    What is it — what is it like in court these days, especially on a day like today, when you have got these two very high officials testifying? What is the atmosphere?


    Well, it's very interesting.

    As I said a little bit earlier, you had about 100 protesters outside federal court, chanting, down with bankruptcy, trying to make their voices heard, that they shouldn't be going through this process. And, inside, it's very quiet in federal court. They had the main courtroom where people, the public was allowed to come and sit and listen the testimony of the governor.

    But it's interesting. There is also an overflow courtroom, where a lot of the media members sit, where we sit and can do our work on the computers at the same time, and it's also open to the public. And so there are about 25 people in there, making some crowd noises, I would have to say, every time that the governor said something that they didn't agree with.

    And, again, the people who are against this made the time to come down today and sit and listen to the testimony. They don't believe that they can solve Detroit's debt on the backs of the retirees.

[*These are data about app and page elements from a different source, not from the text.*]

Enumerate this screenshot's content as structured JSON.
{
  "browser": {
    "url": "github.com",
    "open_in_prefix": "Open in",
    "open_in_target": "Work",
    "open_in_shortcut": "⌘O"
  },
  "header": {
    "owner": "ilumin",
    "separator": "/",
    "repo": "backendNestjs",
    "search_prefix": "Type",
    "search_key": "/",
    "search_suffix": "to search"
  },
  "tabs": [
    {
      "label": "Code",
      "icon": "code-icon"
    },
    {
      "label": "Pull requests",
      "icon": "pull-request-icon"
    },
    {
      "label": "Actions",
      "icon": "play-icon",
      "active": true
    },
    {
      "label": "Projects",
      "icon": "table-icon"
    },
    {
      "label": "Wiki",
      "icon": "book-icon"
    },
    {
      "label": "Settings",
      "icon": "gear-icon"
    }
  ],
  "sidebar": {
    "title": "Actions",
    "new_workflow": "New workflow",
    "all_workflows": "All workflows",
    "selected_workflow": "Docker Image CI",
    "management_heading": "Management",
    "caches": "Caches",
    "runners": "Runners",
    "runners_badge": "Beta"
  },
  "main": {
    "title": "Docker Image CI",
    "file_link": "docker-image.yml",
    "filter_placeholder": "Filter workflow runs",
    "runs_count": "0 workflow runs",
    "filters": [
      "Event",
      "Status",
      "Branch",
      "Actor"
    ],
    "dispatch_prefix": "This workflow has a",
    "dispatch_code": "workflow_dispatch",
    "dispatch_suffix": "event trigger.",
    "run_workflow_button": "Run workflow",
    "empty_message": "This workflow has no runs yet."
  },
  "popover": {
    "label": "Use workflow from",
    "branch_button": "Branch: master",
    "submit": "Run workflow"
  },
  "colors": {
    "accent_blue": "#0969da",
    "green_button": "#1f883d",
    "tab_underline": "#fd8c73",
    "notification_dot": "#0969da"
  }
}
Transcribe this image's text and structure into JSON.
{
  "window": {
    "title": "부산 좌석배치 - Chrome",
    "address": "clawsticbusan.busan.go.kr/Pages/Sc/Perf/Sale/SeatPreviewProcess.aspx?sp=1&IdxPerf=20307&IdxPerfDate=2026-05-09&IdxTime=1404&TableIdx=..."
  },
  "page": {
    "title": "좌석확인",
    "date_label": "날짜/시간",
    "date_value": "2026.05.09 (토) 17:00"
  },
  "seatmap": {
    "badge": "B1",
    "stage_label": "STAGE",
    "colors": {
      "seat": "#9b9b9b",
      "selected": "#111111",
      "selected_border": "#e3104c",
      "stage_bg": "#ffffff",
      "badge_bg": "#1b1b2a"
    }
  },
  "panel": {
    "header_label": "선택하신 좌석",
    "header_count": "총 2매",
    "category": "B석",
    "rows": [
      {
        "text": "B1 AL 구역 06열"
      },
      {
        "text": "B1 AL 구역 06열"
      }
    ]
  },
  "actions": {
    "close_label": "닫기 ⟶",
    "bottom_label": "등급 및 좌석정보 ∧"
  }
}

    Now, while all this is happening, you are in the midst of an election for a new mayor. How do these proceedings play into election?


    And that's the interesting side part of this, Jeffrey, is that, in a week from now, Detroit is going to elect a new mayor.

    And both of the candidates say Detroit shouldn't be in bankruptcy. Both of the candidates say there shouldn't be an emergency manager that is running the city of Detroit. One of the candidates says, in January, if he takes office, he's going to go to the governor with his own restructuring plan and ask to be put in place and for them to remove the emergency manager.

    So you have a different political situation that is brewing over on this side, and it's going to be very interesting to see how a new mayor works with the governor and the emergency manager, because the old one right now says he feels that he's been pushed aside and he has no part in what is going on.


    Well, explain that for all of us on the outside because it is very confusing. So when a new mayor comes in, will he or she have the power to derail the — he doesn't have the power to derail the bankruptcy, but can do what?


    He doesn't have the power to derail the bankruptcy, but he says he wants to — he — either one of them says they want to have more input in the process of restructuring the government and helping Kevyn Orr, who is the emergency manager, do his job.

    Now, how much those two men will be able to work together and work with the governor, that remains to be seen.


    Have you — just in the last minute here, Christy, have you seen attitudes shift very much in the months since the bankruptcy filing happened in terms of the energy or attitudes in the city generally?


    You know, I think people are watching and waiting to see what has happened, because this is unchartered territory for everybody right now.

    There's been a lot of talk about what assets are on the table for the city. There's also a lot of talk about what this will actually mean in terms of when you get right down to it, the services for the city, for the people who live in Detroit, whether the buses are going to be running on time, whether they have lights in their neighborhood, whether their trash is going to be picked up.

    And so people who are not familiar with this process — and let's face it — we're all not familiar to it with — with this kind of magnitude coming from this large of a city — it's going to be interesting to see how it plays out. And people are just now waiting for this designation, if, indeed, the city will be cleared for bankruptcy protection.


    And, just very briefly, when do we expect that to happen? Any time soon?


    Testimony should wrap up probably this week. We could get a decision from the judge some time next week. We will have to see.


    Christy McDonald of Detroit Public Television, thanks so much.


    Thanks, Jeffrey.